Much of BMT Oceanica’s environmental monitoring work is focussed on detecting environmental changes arising from anthropogenic impacts. We continue to actively research into the design of robust environmental monitoring and management programs which assist both proponents and regulators. We recognise that best practice detection of environmental changes typically involve complex experimental designs to minimise the risks associated with:
- false detection of an impact when the change is due to chance alone (Type I error); or
- failure to detect an impact if one exists (Type II error).
These risks are complimentary and inherent in all statistical analyses. At BMT Oceanica we seek to develop programs that are acceptable to both the proponent and the regulator and which find a balance between these two errors. This balance may be found through the application of statistical cost-benefit analysis. However, such analyses are not straight forward, particularly when applied to complex environmental survey designs which are often typical for EIA programs.
Statistical cost-benefit analysis
To ensure BMT Oceanica remains at the forefront of monitoring program design we have developed a suite of tools which balance the cost of a monitoring program against its statistical sensitivity. This is achieved through a determination of the probability of Type I and II error for complex survey designs together with a review of the optimum field costs and statistical power for these designs.
Power for percentiles

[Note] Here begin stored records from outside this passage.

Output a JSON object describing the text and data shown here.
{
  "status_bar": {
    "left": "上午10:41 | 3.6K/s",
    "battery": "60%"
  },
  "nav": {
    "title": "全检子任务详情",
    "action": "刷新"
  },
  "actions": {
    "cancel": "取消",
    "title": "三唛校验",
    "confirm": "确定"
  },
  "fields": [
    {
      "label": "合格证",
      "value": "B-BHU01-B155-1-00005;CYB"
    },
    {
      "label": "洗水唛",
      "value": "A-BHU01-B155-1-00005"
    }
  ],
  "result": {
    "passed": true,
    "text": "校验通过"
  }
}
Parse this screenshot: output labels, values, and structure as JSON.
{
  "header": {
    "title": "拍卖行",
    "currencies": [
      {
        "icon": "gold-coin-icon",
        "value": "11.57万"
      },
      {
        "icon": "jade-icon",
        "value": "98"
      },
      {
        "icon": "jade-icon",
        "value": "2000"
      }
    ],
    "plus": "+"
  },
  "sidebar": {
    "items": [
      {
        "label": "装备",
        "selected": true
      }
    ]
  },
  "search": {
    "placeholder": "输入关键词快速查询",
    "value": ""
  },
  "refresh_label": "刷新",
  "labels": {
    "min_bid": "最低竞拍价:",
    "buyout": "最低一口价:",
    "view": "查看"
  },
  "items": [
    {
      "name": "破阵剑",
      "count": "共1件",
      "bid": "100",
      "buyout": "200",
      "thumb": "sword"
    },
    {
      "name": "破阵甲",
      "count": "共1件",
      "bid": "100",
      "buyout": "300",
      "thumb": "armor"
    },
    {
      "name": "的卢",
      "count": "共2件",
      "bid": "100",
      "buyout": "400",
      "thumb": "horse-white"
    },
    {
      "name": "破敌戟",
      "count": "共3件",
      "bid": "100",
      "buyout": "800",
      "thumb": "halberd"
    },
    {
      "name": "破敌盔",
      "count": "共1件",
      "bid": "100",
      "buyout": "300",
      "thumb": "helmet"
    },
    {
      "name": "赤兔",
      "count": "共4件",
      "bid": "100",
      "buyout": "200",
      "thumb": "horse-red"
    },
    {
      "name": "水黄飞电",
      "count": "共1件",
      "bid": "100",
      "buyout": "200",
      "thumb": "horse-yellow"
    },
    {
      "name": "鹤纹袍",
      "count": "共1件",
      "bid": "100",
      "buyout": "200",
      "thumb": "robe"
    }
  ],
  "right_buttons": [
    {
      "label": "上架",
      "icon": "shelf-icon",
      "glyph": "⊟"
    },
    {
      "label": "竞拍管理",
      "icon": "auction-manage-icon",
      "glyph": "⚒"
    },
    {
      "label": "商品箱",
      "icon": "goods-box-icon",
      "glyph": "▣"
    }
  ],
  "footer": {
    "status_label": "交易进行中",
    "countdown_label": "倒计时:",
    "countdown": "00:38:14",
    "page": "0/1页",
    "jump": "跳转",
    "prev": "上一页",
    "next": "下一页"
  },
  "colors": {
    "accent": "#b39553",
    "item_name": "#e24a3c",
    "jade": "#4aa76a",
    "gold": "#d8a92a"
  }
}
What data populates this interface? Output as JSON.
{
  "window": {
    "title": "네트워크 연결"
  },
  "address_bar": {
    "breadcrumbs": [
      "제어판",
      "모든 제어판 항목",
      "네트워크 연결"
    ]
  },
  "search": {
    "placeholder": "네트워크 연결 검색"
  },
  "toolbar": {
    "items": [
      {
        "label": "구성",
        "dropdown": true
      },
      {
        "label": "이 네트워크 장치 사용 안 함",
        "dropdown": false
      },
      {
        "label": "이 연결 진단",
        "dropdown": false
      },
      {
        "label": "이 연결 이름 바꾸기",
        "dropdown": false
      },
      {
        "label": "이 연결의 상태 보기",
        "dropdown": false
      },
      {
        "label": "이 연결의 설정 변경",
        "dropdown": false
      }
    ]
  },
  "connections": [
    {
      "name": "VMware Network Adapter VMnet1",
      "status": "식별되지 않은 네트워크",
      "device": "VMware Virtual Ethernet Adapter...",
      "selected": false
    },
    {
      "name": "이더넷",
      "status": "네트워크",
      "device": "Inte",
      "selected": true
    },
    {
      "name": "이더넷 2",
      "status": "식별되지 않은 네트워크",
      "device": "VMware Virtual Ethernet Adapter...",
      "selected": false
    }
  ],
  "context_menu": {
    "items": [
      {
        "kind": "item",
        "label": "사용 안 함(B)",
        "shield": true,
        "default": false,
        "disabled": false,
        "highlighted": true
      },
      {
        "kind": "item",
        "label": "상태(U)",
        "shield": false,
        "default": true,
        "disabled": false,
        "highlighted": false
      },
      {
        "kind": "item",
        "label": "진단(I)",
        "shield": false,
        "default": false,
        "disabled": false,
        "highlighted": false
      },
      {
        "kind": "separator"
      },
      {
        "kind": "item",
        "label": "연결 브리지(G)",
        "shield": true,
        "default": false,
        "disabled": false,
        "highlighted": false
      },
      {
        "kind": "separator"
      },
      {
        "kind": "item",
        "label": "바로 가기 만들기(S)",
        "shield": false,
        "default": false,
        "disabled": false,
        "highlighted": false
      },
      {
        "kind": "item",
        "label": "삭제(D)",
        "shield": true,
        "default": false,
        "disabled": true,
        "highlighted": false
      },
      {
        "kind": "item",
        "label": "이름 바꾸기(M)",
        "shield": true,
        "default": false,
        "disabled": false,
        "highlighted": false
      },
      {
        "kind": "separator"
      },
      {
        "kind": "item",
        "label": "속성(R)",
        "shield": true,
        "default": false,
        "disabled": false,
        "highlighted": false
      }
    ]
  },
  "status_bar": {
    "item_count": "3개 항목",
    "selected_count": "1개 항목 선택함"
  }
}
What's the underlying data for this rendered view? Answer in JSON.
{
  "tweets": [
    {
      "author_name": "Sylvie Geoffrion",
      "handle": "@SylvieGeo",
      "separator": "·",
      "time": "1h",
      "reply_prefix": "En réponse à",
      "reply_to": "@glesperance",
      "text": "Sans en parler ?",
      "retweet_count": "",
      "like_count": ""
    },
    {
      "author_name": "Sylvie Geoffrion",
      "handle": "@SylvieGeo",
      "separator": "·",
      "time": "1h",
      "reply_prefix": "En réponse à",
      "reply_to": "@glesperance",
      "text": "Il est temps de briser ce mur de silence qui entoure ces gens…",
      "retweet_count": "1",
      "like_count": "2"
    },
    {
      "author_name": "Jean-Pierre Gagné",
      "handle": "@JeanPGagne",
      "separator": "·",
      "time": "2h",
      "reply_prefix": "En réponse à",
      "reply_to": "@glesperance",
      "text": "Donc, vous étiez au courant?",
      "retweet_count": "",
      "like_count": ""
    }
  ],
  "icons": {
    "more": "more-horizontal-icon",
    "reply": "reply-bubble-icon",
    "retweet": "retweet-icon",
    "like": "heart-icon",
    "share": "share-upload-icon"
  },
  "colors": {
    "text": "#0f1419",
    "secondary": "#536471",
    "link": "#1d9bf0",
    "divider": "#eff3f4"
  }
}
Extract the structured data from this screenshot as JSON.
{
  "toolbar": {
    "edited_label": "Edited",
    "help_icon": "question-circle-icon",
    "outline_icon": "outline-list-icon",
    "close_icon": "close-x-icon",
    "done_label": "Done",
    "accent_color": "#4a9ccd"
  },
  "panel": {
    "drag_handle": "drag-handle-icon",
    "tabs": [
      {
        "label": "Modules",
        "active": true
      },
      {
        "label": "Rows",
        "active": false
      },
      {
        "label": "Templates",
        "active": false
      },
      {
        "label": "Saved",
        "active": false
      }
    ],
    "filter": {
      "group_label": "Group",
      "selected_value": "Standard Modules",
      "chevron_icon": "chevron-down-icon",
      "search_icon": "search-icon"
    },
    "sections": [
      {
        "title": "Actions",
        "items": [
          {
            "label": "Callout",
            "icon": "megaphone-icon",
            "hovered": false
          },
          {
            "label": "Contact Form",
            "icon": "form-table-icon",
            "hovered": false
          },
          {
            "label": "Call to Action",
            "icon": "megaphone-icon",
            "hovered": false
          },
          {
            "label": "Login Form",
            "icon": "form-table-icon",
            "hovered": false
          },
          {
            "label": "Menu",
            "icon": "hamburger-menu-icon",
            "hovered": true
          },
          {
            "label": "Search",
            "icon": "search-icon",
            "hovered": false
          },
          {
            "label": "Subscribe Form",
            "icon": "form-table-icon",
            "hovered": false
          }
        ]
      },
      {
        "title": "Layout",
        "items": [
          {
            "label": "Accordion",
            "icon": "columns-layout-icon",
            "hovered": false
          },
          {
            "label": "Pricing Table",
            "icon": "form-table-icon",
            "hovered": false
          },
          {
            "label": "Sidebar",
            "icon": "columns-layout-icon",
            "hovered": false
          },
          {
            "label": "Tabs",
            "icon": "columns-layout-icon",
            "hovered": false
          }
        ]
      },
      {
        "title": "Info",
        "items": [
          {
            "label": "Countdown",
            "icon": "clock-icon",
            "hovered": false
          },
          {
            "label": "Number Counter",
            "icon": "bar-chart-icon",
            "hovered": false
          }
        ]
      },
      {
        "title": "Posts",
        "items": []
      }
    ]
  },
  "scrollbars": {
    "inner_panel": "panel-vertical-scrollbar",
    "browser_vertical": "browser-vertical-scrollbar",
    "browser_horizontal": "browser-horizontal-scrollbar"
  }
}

BMT Oceanica also has a strong understanding of the non-parametric statistical approach advocated by National Water Quality Management Strategy. This approach, which involves comparison of percentile statistics, is also subject to Type I and II errors. We are also actively examining the optimum program design which balances sampling effort and statistical rigour.